“That’s a good question. I know I was unhappy with the way DJs were doing things. I guess if all the DJs were using digital technology, I probably would have said ‘wait a minute, I’m going to go in there and do something else with it.’ But if digital technology had existed then, but DJs were still doing things with vinyl, I wouldn’t have touched digital technology, I probably still would have done it with the vinyl. Technology has its pluses, though. But I think in a live arena it doesn’t. If it can be done live by a human being, then let it be done live. Consumers should see that, because that’s the idea of them buying a ticket for 25 bucks, to see how you did it. As opposed to taking a DAT tape and putting it in and sort of live lip synching over the vocals. I hate that, it’s so, so horrible. When someone can just stay home with their $18.99 CD and hear that. But technology does have its place.”


Joseph Saddler (born January 1, 1958), better known as Grandmaster Flash, is an American hip hop recording artist and DJ. He is considered to be one of the pioneers of hip-hop DJing, cutting, scratching and mixing. Grandmaster Flash and the Furious Five were inducted into the Rock and Roll Hall of Fame in 2007, becoming the first hip hop act to be honored.

Grandmaster Flash carefully studied the styles and techniques of earlier DJs, particularly Pete Jones, Kool Herc, and Grandmaster Flowers. As a teenager, he began experimenting with DJ gear in his bedroom, eventually developing and mastering three innovations that are still considered standard DJing techniques today.

  • Backspin technique (or, quick-mix theory): Early New York party DJs came to understand that short drum breaks were popular with party audiences. Kool Herc began experimenting with the use of two identical tracks to extend the ‘break’, or instrumental section, resulting in what was known as ‘break-beat’. Grandmaster Flash perfected this technique where he could play the break on one record while searching for the same fragment of music on the other (using his headphones). When the break finished on one turntable, he used his mixer to switch quickly to the other turntable, where the same beat was cued up and ready to play. Using the backspin technique (also referred to as beat juggling), the same short phrase of music could be looped indefinitely.
  • Punch phrasing (or, clock theory): This technique involved isolating very short segments of music, typically horn hits, and rhythmically punching them over the sustained beat using the mixer.
  • Scratching: Although the invention of record scratching as a form of adding to the musical entertainment is generally credited to Grand Wizzard Theodore, Grandmaster Flash perfected the technique and brought it to new audiences.
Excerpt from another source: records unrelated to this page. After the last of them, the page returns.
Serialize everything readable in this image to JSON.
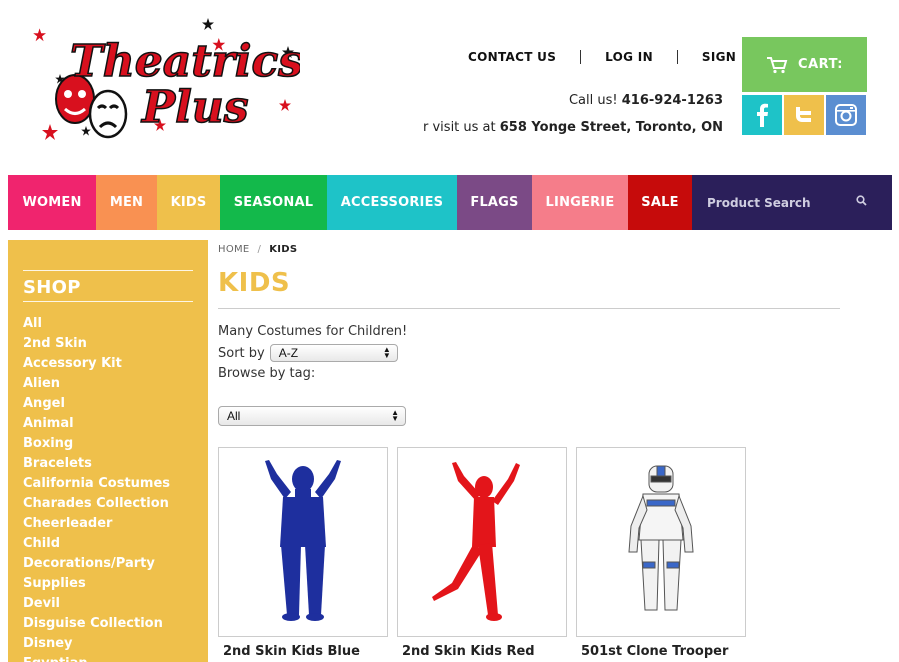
{
  "header": {
    "logo_text_line1": "Theatrics",
    "logo_text_line2": "Plus",
    "links": [
      "CONTACT US",
      "LOG IN",
      "SIGN"
    ],
    "call_label": "Call us!",
    "phone": "416-924-1263",
    "visit_label": "r visit us at",
    "address": "658 Yonge Street, Toronto, ON",
    "cart_label": "CART:"
  },
  "social": [
    "facebook-icon",
    "twitter-icon",
    "instagram-icon"
  ],
  "nav": {
    "items": [
      "WOMEN",
      "MEN",
      "KIDS",
      "SEASONAL",
      "ACCESSORIES",
      "FLAGS",
      "LINGERIE",
      "SALE"
    ],
    "search_placeholder": "Product Search"
  },
  "sidebar": {
    "title": "SHOP",
    "items": [
      "All",
      "2nd Skin",
      "Accessory Kit",
      "Alien",
      "Angel",
      "Animal",
      "Boxing",
      "Bracelets",
      "California Costumes",
      "Charades Collection",
      "Cheerleader",
      "Child",
      "Decorations/Party",
      "Supplies",
      "Devil",
      "Disguise Collection",
      "Disney",
      "Egyptian"
    ]
  },
  "main": {
    "breadcrumb": {
      "home": "HOME",
      "sep": "/",
      "current": "KIDS"
    },
    "title": "KIDS",
    "description": "Many Costumes for Children!",
    "sort_label": "Sort by",
    "sort_value": "A-Z",
    "browse_label": "Browse by tag:",
    "tag_value": "All",
    "products": [
      {
        "name": "2nd Skin Kids Blue"
      },
      {
        "name": "2nd Skin Kids Red"
      },
      {
        "name": "501st Clone Trooper"
      }
    ]
  },
  "colors": {
    "accent_yellow": "#efc04b",
    "cart_green": "#78c75e",
    "nav_dark": "#2b1f5a",
    "logo_red": "#d8101e"
  }
}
Scratching, along with punch phrasing, exhibited a unique performative aspect of party DJing: instead of passively spinning records, he manipulated them to create new music